Web page and app entries

<<<<

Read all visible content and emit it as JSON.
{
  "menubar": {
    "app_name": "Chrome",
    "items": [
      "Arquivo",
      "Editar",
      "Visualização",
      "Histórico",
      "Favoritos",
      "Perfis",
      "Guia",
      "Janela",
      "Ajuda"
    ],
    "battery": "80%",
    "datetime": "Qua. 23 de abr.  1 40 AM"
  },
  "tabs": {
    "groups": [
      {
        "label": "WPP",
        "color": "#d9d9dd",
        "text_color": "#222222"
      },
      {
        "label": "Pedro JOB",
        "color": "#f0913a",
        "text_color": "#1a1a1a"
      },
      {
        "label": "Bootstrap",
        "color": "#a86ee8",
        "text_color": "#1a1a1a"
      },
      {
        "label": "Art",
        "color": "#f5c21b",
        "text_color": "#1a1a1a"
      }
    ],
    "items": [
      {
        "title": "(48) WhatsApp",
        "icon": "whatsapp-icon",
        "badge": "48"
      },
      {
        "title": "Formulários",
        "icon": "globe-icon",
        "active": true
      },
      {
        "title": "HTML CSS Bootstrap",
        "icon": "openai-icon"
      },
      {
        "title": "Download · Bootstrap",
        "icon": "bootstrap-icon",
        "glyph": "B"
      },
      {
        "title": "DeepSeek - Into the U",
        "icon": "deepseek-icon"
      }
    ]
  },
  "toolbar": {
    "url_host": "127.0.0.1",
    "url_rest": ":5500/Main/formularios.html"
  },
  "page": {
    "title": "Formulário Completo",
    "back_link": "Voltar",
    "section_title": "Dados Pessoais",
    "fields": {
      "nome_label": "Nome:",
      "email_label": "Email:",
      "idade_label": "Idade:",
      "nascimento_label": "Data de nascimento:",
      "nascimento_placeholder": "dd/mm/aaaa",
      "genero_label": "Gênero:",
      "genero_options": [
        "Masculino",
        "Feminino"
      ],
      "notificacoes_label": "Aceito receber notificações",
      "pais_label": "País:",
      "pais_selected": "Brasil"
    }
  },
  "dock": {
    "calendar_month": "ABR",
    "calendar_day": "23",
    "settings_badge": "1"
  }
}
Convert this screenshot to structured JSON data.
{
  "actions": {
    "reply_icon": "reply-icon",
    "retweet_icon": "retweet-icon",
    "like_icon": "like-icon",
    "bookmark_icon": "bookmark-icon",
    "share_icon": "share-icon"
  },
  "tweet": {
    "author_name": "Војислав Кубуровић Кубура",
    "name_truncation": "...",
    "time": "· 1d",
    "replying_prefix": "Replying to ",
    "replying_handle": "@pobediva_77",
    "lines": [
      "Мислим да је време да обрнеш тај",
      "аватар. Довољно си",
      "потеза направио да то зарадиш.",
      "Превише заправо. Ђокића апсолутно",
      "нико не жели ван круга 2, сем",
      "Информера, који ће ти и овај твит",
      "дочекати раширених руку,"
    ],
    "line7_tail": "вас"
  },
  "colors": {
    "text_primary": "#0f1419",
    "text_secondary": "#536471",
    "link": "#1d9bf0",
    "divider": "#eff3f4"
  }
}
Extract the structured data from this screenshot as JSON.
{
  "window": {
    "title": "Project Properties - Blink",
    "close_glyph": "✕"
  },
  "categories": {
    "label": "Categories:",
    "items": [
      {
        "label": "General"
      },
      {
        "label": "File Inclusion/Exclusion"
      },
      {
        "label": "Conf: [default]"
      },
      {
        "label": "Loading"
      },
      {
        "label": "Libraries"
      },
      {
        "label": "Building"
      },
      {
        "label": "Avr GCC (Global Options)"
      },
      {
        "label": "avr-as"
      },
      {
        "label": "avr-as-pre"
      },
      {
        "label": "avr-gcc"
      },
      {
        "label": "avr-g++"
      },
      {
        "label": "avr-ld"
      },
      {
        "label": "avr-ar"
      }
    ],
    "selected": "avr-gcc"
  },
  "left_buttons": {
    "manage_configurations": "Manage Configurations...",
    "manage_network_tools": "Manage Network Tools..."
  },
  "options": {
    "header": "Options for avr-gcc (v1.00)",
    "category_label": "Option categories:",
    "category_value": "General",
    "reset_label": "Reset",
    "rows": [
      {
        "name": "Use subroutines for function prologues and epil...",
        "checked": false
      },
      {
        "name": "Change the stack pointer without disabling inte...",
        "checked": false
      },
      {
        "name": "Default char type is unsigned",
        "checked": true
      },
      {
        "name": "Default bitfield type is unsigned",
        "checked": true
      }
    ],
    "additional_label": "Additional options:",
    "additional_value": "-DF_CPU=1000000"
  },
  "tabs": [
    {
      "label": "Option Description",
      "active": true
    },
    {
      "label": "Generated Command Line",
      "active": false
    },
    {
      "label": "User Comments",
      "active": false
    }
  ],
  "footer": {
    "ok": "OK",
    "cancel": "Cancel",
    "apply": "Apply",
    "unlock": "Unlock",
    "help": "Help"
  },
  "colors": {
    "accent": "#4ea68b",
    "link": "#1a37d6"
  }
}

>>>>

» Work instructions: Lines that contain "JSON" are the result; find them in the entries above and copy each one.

» Result for this task:
Read all visible content and emit it as JSON.
Convert this screenshot to structured JSON data.
Extract the structured data from this screenshot as JSON.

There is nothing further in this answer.